PROVIDENCE – It’s a well-known fact in the medicinal community that laughter is of course the best treatment for most of life’s maladies. However, recent findings published in the Rhode Island Scientific Journal are now challenging this popular belief. The findings were documented over the course of a week-long clinical study in which two focus groups were treated using both conventional and pharmaceutic methods.
Both groups housed a variety of conditions and ailments ranging from influenza, to broken bones, to several terminal cases. Each side was approached in the same way – they would first go through group therapy and then later assigned their own doctor for 1-on-1 treatment.
Focus group A, the medicine group, started with a general regiment of Acetaminophen and intravenous therapy for all patients. On the other side, doctors of focus group B brought in hospital pastor Father Bob to read from his always popular joke book: “Knock Knock, It’s Jesus.”
Despite his reputation however, most of the crowd was unresponsive. After several duds Father Bob was forced to go to his A-material. His final joke, “Why are there no coupons in heaven?” (Because only Christ saves), was met with silence so loud you could hear a catheter drip.
On the second day, patients began receiving one-on-one treatment. In focus group A, patients received individual care and were treated with appropriate medications based on their illness. In focus group B, Doctor’s brought in specialist Chuckles the Clown, M.D. to give the patients the individual attention that they need. Once again however, each member of the group rejected their treatment.
“Please god, just let it stop,” said one patient as Chuckles, once again, clumsily tripped over Mrs. Johnson’s ventilator. Doctors reassured the patients that their participation was critical for helping future patients receive the best care. After each person had received a boop on the nose and their own personalized balloon-animal, Chuckles diagnosed each patient with a broken funny bone before being promptly escorted from the room.

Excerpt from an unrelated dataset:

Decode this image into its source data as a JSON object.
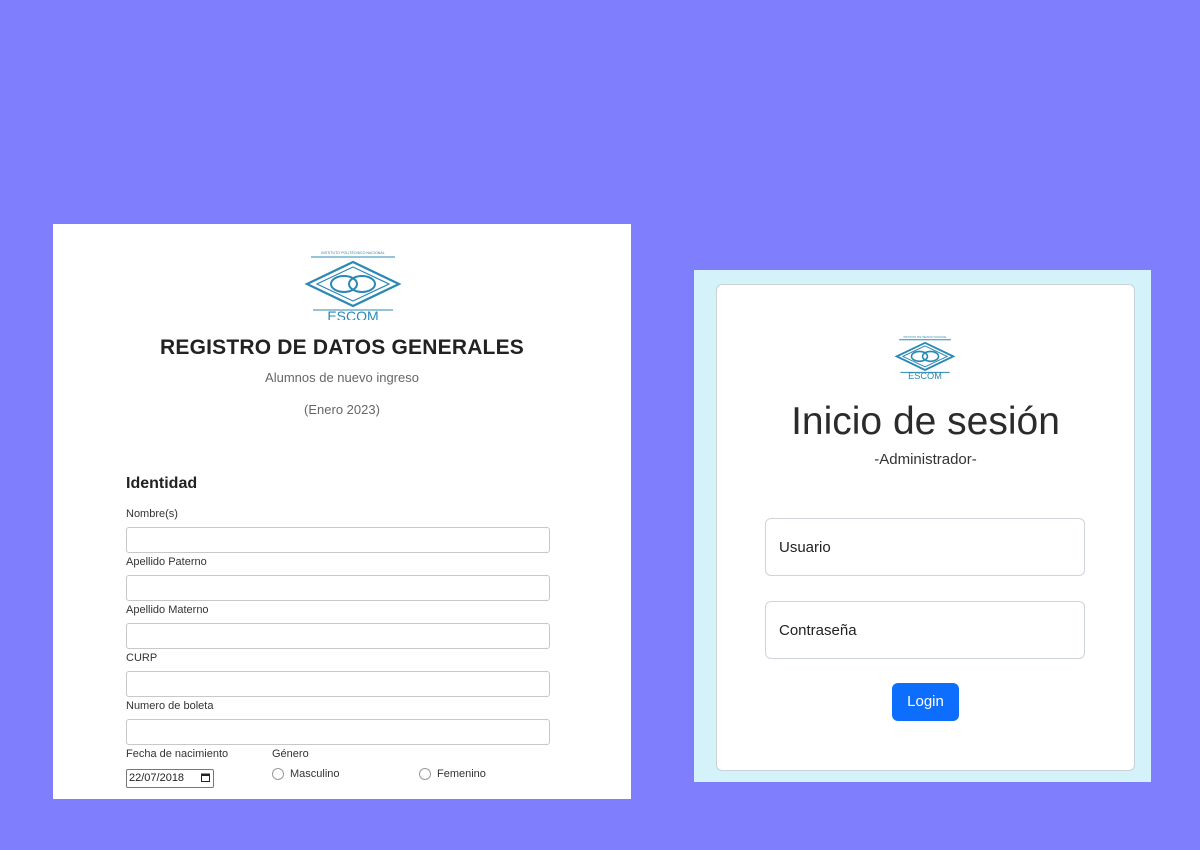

By the end of the week, 9 of the 10 member of group A had shown signs of improvement with several being fully cured. Things had taken a turn for the worse in group B however. The final performance by a Carrot Top impersonator seemed to unnerve many of the patients. Some begged the doctors for medication while others made desperate bids for freedom. At the study’s end, doctors concluded that medicine was indeed the best form of treatment but acknowledged that laughter was still effective in some cases. Doctors thanked the participants for their participation and then invited Chuckles in for a final encore.